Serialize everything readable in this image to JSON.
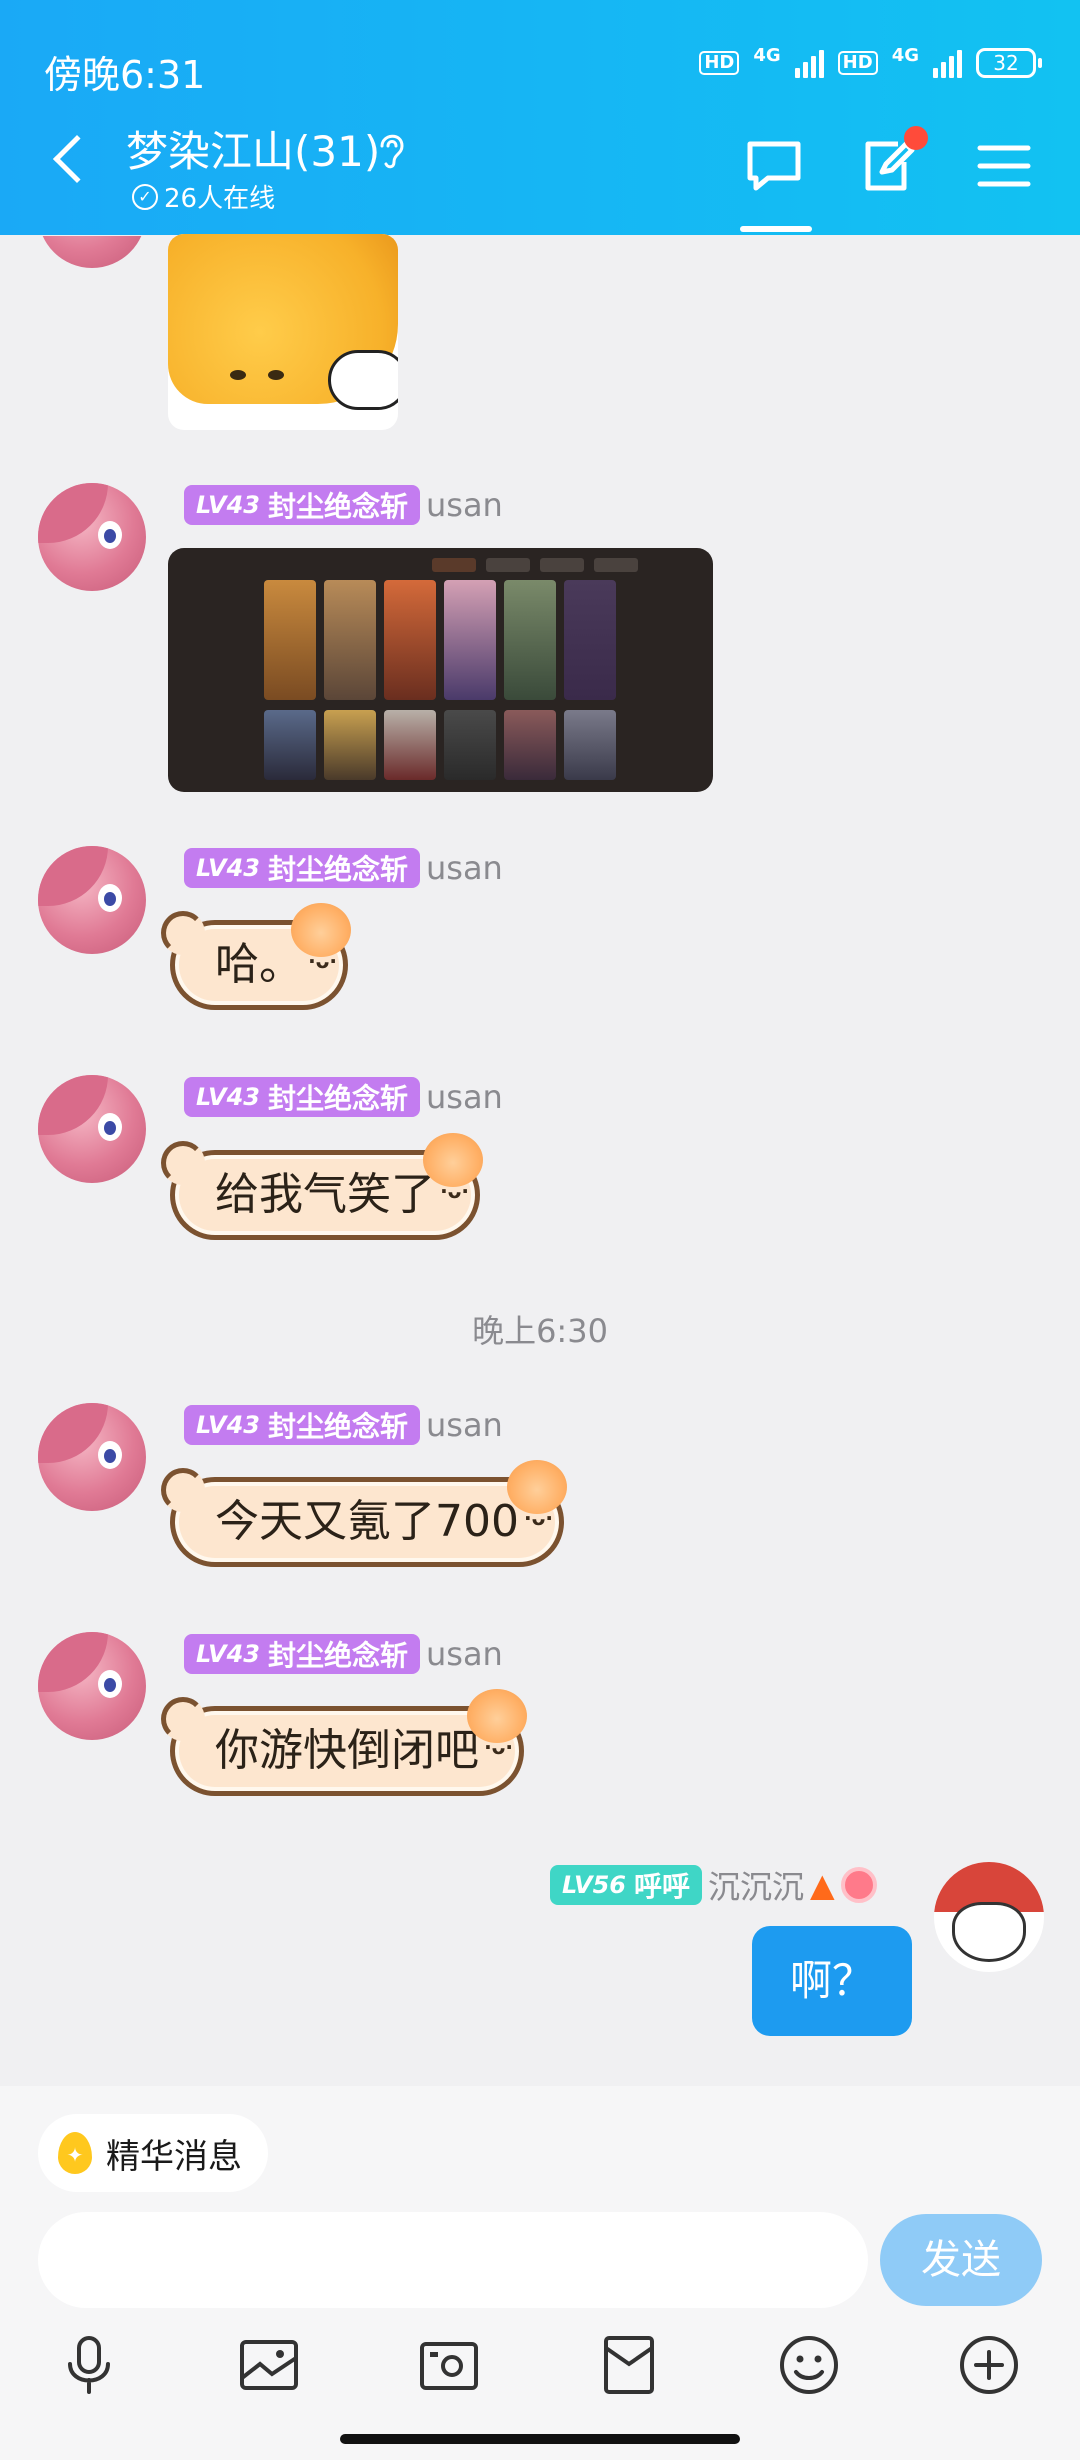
{
  "status_bar": {
    "time": "傍晚6:31",
    "hd_label": "HD",
    "network": "4G",
    "battery": "32"
  },
  "header": {
    "title": "梦染江山(31)",
    "online_count": "26人在线",
    "colors": {
      "accent": "#1aa9f6",
      "notification_dot": "#ff4b3a"
    }
  },
  "messages": [
    {
      "sender_level": "LV43",
      "sender_title": "封尘绝念斩",
      "sender_name": "usan",
      "type": "image-screenshot"
    },
    {
      "sender_level": "LV43",
      "sender_title": "封尘绝念斩",
      "sender_name": "usan",
      "text": "哈。"
    },
    {
      "sender_level": "LV43",
      "sender_title": "封尘绝念斩",
      "sender_name": "usan",
      "text": "给我气笑了"
    },
    {
      "sender_level": "LV43",
      "sender_title": "封尘绝念斩",
      "sender_name": "usan",
      "text": "今天又氪了700"
    },
    {
      "sender_level": "LV43",
      "sender_title": "封尘绝念斩",
      "sender_name": "usan",
      "text": "你游快倒闭吧"
    }
  ],
  "time_separator": "晚上6:30",
  "my_message": {
    "level": "LV56",
    "title": "呼呼",
    "name": "沉沉沉",
    "text": "啊？"
  },
  "bottom": {
    "essence_label": "精华消息",
    "send_label": "发送",
    "input_value": ""
  }
}
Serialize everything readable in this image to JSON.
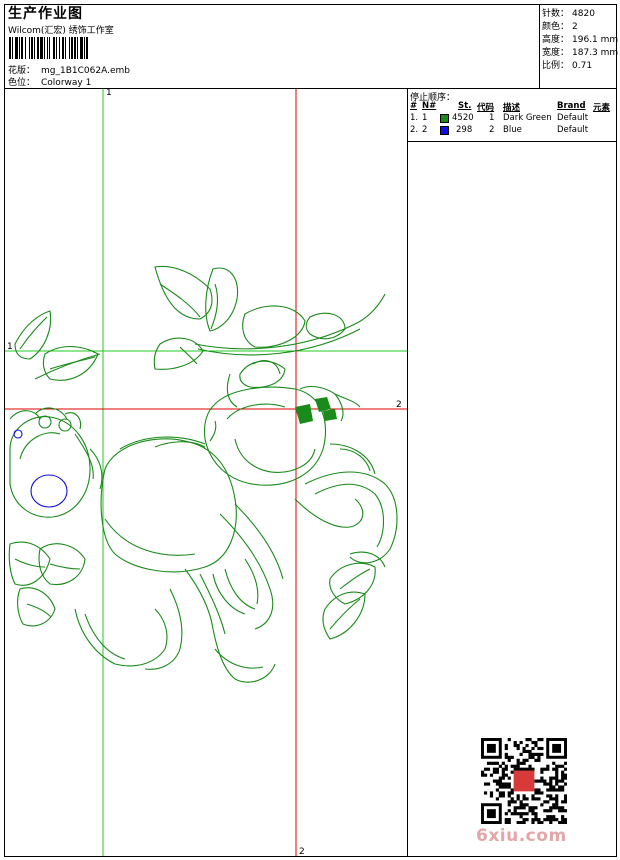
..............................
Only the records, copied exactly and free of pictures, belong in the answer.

REPLY TO THE EXERCISE –
Serialize everything readable in this image to JSON.
{
  "status_bar": {
    "time": "傍晚6:31",
    "hd_label": "HD",
    "network": "4G",
    "battery": "32"
  },
  "header": {
    "title": "梦染江山(31)",
    "online_count": "26人在线",
    "colors": {
      "accent": "#1aa9f6",
      "notification_dot": "#ff4b3a"
    }
  },
  "messages": [
    {
      "sender_level": "LV43",
      "sender_title": "封尘绝念斩",
      "sender_name": "usan",
      "type": "image-screenshot"
    },
    {
      "sender_level": "LV43",
      "sender_title": "封尘绝念斩",
      "sender_name": "usan",
      "text": "哈。"
    },
    {
      "sender_level": "LV43",
      "sender_title": "封尘绝念斩",
      "sender_name": "usan",
      "text": "给我气笑了"
    },
    {
      "sender_level": "LV43",
      "sender_title": "封尘绝念斩",
      "sender_name": "usan",
      "text": "今天又氪了700"
    },
    {
      "sender_level": "LV43",
      "sender_title": "封尘绝念斩",
      "sender_name": "usan",
      "text": "你游快倒闭吧"
    }
  ],
  "time_separator": "晚上6:30",
  "my_message": {
    "level": "LV56",
    "title": "呼呼",
    "name": "沉沉沉",
    "text": "啊？"
  },
  "bottom": {
    "essence_label": "精华消息",
    "send_label": "发送",
    "input_value": ""
  }
}
Serialize everything readable in this image to JSON.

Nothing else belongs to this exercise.